For my second batch of orchid photographs (see the first here), I have chosen two pinks – hot pink, and a more purple, muted pink. I love the way this first one looks like a blossom explosion. It’s as if, a second ago, these all could have been tiny buds, then you blink, and POW! they’ve blossomed. They look like they have only just stopped moving. They also look they like are whistling.
At the orchid show I experimented with taking photographs at more unusual angles, as in this next one:
I like how this angle highlights the little spiraling tendrils on each flower. The leaves in the background provide a contrast to highlight the delicate, precise shape of each flower. In addition to these photographs of orchids, I’ve been taking shots of new spring flowers, which I’ll be sharing on my Facebook page.
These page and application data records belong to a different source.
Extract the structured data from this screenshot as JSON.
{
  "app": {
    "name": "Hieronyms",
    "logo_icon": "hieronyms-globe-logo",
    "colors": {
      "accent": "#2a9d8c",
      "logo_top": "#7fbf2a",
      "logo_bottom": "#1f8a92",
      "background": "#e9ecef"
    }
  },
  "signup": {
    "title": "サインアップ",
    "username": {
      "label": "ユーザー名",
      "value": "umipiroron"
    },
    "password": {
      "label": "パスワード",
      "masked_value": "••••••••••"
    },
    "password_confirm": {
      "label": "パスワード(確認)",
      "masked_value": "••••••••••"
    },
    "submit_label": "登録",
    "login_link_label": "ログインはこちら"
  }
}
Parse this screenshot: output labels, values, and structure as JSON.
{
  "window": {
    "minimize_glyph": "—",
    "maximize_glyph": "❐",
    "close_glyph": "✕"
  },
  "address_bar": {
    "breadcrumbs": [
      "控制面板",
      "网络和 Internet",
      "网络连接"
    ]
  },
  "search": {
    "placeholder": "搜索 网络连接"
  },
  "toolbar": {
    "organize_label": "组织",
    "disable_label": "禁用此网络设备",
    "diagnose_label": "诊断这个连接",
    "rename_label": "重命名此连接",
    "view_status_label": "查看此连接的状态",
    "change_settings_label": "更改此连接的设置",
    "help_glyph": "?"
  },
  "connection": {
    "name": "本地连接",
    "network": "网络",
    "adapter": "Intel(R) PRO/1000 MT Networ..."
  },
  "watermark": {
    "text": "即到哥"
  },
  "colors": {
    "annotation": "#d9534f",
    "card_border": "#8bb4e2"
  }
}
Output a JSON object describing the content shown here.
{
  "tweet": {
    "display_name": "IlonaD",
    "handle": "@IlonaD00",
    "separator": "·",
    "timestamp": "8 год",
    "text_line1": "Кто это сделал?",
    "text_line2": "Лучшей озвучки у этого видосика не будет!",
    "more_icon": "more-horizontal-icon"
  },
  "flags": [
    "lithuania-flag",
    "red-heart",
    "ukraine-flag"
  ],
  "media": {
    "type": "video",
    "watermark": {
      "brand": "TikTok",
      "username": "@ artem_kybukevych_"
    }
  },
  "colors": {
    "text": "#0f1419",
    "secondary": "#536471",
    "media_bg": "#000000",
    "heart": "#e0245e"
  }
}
The following is a painting that I created especially for one of my brothers. I was trying to think of a painting that he would really want to put on his wall, whether his sister had painted it for him or not. And now that he’s received it, I can post my artwork without ruining the surprise:
This is, admittedly, a bit of a poor photograph. I quickly snapped it before I wrapped it up to send, and did not check the photo before wrapping it. The top third of the photo should appear much less grey.
Paintings and drawings like these have always been a big challenge for me. Architectural shapes, as opposed organic shapes, cause so much more brow furrowing, frowning, and erasing. However, it was a great exercise and a reminder that I should practice drawing highly geometric forms more often. The background, however, greatly contrasts the tightly drawn ship. I used several layers of paint mixed with lots of water to create the nebulous shapes. In the first layer or two I sprinkled salt, which highlights watercolor’s unpredictability wonderfully. The texture in and around the light crimson nebula on the right side was largely created by adding salt just after painting. I brushed away the loose salt after drying and let the remaining salt adorn the paper.
I loved adding all the details to the ship. After I was done painting, I outlined choice areas in black ink, then moved on to colored pencil. By adding colored pencil over the top of watercolor, I can achieve detail, contrast, and effects that I cannot with watercolor alone.
Flowing amoebic forms, sharp geometric details, deep texture, and bright colors made this work of art fun and interesting to create, even though it was not one of my normal subjects. What have you created recently that was out of the ordinary?